Corn futures are higher this morning. July made a new high at 7.28-3/4 on gains of 10 cents are up 55 cents for the week. Dec was up as much as 10-1/4 cents to a new high of 6.35-3/4 while tacking on 72 cents. Notably, the dollar has turned lower and is down for the week. New money continues to pour into the market on concern about U.S. summer weather. So far, the start of the U.S. 2021 planting season is favorable . USDA will release their May Supply and Demand report next Wednesday. The trade looks for U.S. 2020/21 corn carryout to be near 1.275 bil bu vs USDA’s last 1.352 bil bu guess. The trade also estimates Argentina’s corn crop near 47 mmt vs USDA’s 47 and Brazil at 103 vs USDA’s 109. One private group estimates the crop closer to 95 mmt.
Beans and bean oil made new highs overnight. July beans advanced as much as 18-1/2 cents to 15.88. That new contract high marks a 53-3/4 cent gain for the contract for the week. Nov beans made a new high of 14.28-1/4, up 19-1/4 overnight and 88-1/2 cents this week. The new crop contract on Thursday topped $14 per bushel for the first time in eight years, having surged 27% since the start of 2021. That is the best performance for the contract during that period in nearly 50 years. Chinese Ag futures for (September) settled up 114 yuan in soybeans (at U.S. $25.60), up 41 in Corn (at $11.00), up 53 in Soymeal (at $522), up 128 in Soyoil (at 62.75 cents), and up 160 in Palm Oil. Malaysian palm oil prices were up 137 at 4,352 (basis July) at midsession, the biggest gains in 2 decades on supply worries. USDA’s May Supply and Demand report is approaching. The trade looks for U.S. 2020/21 soybean carryout to be near 118 mil bu vs USDA 120. Trade also estimates Argentina soybean crop near 46.9 mmt vs USDA’s 47.5 and Brazil at 136 vs USDA’s 136. According to data on the Brazilian Trade Ministry’s website: April exports to China rose 19% year-over-year to 12.64 mil tons, the most in a single month for data going back to 1997. Total soybean exports also hit a record in April, surpassing the previous high by 2.5 mil tons.
Winter wheat futures were firm overnight following a strong finish yesterday led by strides in the corn market.

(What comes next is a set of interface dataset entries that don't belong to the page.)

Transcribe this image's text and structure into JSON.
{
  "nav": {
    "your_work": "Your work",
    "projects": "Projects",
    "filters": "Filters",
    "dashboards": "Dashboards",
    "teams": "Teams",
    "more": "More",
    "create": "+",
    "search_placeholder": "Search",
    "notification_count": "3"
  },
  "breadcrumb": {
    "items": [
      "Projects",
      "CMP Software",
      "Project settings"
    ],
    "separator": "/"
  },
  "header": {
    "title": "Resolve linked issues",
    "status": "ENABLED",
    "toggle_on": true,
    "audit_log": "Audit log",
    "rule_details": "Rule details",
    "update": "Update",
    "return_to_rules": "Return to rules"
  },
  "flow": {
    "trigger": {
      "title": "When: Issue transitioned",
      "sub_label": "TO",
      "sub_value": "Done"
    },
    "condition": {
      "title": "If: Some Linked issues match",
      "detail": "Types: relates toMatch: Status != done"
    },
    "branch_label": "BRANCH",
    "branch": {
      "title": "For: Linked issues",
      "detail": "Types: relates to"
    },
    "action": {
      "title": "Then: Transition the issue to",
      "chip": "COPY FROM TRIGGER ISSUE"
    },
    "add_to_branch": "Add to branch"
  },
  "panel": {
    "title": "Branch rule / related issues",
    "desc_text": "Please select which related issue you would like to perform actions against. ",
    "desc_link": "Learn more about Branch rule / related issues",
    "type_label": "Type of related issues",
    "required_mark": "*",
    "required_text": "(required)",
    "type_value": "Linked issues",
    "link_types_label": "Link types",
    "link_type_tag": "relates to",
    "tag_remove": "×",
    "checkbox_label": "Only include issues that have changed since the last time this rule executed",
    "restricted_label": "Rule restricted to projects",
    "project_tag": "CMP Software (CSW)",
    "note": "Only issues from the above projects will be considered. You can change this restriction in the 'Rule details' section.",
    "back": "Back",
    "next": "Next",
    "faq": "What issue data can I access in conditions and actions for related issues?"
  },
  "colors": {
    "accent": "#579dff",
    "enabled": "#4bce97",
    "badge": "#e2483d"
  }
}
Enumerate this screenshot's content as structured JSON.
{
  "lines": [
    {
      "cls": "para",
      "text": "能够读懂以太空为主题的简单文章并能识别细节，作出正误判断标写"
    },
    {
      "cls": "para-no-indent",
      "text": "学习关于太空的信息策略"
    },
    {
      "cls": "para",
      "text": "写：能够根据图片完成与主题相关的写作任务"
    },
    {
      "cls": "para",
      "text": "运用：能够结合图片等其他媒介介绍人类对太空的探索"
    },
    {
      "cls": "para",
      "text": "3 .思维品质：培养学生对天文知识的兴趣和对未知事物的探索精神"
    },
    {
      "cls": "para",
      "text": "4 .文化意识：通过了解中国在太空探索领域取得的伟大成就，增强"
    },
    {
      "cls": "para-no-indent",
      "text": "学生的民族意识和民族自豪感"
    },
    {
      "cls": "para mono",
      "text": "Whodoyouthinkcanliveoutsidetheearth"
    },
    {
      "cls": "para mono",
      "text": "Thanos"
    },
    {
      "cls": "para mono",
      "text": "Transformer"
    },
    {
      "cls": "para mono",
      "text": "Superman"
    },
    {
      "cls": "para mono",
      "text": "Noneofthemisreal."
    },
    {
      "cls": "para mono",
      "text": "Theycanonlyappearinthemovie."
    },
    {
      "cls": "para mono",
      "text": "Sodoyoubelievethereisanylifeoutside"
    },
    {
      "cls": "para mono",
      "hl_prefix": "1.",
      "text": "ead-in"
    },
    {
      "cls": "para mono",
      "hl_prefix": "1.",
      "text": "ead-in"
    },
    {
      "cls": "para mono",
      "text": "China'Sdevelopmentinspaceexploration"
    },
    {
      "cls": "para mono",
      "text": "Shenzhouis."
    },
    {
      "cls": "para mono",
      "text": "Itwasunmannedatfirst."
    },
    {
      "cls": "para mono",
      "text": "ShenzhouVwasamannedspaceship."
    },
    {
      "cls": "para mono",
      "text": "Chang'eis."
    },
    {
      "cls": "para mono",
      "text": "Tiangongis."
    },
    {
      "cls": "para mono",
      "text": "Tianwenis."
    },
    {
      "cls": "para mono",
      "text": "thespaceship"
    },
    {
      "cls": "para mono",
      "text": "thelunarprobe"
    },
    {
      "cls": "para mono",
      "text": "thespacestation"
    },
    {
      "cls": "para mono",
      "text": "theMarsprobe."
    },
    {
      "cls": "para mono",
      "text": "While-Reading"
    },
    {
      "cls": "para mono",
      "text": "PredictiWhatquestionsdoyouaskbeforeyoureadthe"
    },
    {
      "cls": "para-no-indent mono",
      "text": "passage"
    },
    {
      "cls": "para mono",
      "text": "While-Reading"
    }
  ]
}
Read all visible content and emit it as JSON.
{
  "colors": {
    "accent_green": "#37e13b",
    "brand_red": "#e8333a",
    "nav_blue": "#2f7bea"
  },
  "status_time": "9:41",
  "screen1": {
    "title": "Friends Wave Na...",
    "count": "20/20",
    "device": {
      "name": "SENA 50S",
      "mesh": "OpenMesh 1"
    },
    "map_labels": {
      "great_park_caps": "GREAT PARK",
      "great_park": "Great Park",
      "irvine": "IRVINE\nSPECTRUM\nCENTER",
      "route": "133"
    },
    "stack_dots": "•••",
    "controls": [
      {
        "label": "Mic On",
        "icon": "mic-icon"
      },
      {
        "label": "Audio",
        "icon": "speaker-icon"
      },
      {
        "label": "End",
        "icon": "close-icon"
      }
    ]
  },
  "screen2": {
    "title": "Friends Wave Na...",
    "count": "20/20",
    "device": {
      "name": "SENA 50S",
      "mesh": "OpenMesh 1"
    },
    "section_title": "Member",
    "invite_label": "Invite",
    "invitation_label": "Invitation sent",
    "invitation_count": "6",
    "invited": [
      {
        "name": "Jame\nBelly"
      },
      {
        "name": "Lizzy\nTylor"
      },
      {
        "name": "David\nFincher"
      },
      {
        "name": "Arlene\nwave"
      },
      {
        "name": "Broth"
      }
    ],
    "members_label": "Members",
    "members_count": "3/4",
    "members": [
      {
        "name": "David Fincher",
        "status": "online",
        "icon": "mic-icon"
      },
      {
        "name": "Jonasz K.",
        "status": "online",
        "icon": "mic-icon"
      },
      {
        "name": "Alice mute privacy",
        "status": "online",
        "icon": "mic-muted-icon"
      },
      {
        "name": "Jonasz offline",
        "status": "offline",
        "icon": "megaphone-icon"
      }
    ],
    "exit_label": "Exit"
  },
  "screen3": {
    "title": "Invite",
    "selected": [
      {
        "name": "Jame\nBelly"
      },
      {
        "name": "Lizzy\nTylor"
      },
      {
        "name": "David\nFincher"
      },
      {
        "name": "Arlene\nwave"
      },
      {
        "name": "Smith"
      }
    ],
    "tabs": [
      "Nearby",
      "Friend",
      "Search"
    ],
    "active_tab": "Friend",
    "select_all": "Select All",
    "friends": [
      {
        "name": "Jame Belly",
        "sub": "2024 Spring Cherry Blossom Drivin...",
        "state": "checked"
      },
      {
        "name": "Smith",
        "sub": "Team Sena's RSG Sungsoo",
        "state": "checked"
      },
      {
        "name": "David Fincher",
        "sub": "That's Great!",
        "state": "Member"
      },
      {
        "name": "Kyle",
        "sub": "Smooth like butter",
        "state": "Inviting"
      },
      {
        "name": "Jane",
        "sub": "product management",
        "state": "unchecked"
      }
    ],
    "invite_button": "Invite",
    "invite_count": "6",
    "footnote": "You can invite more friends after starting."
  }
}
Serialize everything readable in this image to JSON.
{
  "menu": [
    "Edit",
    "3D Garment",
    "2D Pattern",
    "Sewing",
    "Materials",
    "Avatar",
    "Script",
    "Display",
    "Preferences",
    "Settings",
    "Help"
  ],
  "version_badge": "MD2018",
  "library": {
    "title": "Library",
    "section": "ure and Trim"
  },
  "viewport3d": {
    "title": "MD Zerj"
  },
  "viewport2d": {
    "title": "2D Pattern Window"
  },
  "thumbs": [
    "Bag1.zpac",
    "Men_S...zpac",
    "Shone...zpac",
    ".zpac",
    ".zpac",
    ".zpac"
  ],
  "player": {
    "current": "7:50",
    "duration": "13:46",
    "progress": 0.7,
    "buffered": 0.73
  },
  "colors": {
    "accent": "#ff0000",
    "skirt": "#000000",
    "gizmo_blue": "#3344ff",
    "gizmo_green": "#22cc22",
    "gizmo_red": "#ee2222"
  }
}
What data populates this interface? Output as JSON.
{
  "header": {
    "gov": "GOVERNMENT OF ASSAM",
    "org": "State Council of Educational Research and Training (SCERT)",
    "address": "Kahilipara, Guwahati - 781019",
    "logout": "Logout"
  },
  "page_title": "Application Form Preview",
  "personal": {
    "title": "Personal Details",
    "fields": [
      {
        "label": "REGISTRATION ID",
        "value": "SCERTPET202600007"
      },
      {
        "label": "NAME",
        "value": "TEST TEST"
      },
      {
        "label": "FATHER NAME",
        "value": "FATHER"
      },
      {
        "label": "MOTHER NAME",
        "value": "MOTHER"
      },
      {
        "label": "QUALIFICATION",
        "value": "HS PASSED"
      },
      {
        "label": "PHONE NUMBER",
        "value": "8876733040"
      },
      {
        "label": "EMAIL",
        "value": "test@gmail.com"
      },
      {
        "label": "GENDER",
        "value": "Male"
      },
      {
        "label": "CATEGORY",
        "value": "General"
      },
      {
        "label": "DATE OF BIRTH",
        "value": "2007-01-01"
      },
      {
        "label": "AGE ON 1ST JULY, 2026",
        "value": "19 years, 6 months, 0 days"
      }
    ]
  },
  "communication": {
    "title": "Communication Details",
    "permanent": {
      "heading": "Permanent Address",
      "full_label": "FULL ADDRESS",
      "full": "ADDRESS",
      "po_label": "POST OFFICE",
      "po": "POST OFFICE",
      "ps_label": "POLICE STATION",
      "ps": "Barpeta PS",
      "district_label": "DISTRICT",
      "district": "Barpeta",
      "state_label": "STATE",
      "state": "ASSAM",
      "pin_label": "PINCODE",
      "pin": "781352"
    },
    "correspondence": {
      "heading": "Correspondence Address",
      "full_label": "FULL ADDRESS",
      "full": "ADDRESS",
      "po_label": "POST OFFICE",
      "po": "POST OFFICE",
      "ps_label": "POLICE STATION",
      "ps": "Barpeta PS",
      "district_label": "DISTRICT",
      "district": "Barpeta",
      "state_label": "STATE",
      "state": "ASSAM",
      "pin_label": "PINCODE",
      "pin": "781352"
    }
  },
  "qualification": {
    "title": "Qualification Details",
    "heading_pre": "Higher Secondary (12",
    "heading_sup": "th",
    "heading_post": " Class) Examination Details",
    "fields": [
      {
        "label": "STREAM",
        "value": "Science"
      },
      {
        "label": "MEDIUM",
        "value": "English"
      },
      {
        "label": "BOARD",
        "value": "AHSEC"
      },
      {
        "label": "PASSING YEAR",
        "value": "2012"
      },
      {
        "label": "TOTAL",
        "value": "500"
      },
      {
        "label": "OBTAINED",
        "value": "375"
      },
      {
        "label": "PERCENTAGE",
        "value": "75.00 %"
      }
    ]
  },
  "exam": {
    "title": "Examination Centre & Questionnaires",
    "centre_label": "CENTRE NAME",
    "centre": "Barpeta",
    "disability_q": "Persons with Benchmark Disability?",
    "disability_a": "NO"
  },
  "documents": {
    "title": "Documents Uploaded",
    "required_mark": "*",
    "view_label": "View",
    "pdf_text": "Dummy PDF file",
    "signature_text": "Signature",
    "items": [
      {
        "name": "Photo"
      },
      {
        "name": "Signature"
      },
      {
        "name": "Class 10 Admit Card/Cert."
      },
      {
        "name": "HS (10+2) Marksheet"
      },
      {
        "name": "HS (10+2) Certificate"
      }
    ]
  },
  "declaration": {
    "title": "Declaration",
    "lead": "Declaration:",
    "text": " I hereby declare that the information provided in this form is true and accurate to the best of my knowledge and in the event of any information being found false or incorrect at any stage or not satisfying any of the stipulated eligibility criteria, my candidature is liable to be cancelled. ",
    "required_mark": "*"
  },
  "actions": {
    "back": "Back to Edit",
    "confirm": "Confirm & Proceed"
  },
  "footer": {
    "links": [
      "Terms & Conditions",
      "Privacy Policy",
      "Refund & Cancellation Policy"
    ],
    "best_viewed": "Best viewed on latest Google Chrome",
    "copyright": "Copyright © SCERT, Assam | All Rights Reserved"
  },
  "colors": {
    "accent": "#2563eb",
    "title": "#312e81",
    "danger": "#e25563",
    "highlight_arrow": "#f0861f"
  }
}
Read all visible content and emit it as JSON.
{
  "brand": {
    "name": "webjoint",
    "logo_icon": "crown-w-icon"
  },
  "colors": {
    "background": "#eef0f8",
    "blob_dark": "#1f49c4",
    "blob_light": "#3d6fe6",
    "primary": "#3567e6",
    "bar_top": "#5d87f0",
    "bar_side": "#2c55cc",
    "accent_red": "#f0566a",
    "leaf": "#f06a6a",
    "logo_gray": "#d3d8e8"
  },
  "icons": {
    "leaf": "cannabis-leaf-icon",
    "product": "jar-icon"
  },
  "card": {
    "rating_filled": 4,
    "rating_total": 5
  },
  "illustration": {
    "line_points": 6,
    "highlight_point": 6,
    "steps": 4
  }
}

July CBOT wheat was up as much as 11-3/4 cents to 7.65. For the week, the actively traded contract rose as much as 34-3/4 cents. July KC wheat was up to 7.39-1/4 on gains of 12-1/2 cents and 35-3/4 cents for the week. July MPLS wheat futures surpassed the $8 level, rising 15-1/4 cents to a new high of 8.05-3/4. For the week, the spring wheat contract has gained 42 cents. Weekly U.S. export sales were negative and U.S. export prices are still at a premium to EU and Russia. Wheat cannot afford to be cheaper than corn or World feed demand will increase over supply. Statistics Canada is scheduled to release its estimates of Canadian crop stocks as of March 31, 2020, this morning at 7:30 a.m. CDT. Next Wednesday, USDA May S&D numbers should show U.S. 2020/21 wheat carryout to be near 850 mil bu vs USDA’s last estimate of 852. Trade estimates for the U.S. 2021 wheat crop is near 1.877 bil bu vs 1.826 last year.
Cattle futures are called mixed ahead of the weekend. Live cattle finished higher for the second consecutive day as the market saw additional short covering and value buying. June cattle may be trying to define a bottom, but deferred contracts are staying range bound and sideways. While the price action the past two days has been friendlier, today’s session will give us a glimpse into next week’s tone. Cash trade may be done for the week with the majority of trade was the $118-119 range, steady to $1 higher than last week, and at a premium to the June futures. Beef demand stays strong, as Choice carcasses tick upwards by 1.59 to 306.37, and Select was 3.18 higher to 289.36. Load count was light at 100 loads.
Hog calls are for steady to higher. Futures were mostly higher on Thursday, with front months establishing new contract highs for the third consecutive day. The direction in the hog market is still working higher, and the fundamentals stay supportive, but after a strong week, could be open to some position squaring. The cash market has helped fuel the market, and the lean hog index gained .52 to 107.89, as the country side cash market still bids aggressively for hogs. Weekly export sales stayed supportive as the USDA reported new sales last week of 48,200 MT, up 36% from last week. Mexico, China, and Japan were last week’s top buyers of U.S. pork. Exports were also strong at 37,100 mt, down from last week’s market year high, but still a supportive number. The pork carcass value pushed higher at the close, gaining 1.95 to 113.86 on moderate movement of 215 loads. Pork carcasses have been trending slightly higher this week, and the product movement has been moderate. Technically, prices are in a strong uptrend, and there are no signs of a top.